HOW TO COMPLETE THIS TASK:
Every line in the data below that has the word "JSON" should be returned.

INPUT:
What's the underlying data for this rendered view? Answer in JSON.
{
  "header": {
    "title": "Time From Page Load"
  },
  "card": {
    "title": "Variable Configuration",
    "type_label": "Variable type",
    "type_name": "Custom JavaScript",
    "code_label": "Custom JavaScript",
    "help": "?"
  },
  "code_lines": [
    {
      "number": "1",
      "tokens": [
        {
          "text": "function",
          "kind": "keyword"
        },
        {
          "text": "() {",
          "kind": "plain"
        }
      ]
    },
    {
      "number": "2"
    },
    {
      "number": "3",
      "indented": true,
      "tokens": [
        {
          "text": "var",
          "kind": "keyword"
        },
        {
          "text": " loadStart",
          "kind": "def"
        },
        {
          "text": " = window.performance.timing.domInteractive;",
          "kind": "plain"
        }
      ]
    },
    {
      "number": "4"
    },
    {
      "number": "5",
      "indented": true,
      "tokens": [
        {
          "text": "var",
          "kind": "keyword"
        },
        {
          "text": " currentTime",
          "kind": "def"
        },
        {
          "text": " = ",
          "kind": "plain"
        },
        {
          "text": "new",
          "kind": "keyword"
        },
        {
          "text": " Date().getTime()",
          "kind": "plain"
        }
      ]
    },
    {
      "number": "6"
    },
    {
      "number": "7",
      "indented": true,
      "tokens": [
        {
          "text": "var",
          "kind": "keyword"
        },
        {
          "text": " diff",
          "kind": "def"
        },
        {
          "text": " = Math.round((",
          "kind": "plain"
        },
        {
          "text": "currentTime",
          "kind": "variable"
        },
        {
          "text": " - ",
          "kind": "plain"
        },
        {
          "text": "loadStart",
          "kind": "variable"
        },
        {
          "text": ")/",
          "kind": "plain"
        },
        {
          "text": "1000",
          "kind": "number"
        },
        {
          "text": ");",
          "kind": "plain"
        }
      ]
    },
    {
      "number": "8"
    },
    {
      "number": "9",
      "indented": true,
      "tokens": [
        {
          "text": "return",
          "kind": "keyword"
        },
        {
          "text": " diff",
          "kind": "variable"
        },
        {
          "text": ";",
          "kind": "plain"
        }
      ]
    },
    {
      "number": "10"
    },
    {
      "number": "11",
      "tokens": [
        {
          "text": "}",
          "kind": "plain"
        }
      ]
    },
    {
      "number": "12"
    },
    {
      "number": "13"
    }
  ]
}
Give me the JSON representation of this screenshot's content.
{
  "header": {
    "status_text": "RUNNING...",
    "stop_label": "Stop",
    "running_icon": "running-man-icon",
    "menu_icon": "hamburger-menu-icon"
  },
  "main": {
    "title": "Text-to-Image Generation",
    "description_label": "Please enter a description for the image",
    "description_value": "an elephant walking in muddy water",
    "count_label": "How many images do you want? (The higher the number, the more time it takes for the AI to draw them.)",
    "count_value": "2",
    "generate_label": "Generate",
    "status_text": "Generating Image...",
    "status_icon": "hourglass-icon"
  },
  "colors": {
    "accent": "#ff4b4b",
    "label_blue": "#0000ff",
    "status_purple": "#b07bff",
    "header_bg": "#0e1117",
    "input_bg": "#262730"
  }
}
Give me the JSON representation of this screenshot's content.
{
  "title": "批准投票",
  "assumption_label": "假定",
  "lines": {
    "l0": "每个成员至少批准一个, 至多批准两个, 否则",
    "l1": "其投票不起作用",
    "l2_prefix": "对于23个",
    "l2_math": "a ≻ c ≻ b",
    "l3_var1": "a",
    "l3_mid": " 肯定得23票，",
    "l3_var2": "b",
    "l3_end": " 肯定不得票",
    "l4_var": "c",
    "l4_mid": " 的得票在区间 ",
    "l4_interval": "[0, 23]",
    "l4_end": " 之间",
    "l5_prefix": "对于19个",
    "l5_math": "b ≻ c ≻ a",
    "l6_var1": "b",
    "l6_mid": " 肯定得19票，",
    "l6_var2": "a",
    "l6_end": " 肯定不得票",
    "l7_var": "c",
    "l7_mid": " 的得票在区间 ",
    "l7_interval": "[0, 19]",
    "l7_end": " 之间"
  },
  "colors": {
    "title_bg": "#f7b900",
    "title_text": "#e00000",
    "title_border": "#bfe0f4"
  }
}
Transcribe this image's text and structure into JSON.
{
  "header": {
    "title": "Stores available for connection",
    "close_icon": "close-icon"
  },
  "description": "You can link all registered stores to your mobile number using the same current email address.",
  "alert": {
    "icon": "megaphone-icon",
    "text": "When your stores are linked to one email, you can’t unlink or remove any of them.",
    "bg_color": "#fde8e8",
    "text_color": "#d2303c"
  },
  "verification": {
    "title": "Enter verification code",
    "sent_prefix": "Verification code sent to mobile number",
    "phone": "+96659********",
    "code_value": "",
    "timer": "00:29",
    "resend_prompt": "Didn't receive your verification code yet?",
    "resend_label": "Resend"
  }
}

YOUR RESPONSE:
What's the underlying data for this rendered view? Answer in JSON.
Give me the JSON representation of this screenshot's content.
Give me the JSON representation of this screenshot's content.
Transcribe this image's text and structure into JSON.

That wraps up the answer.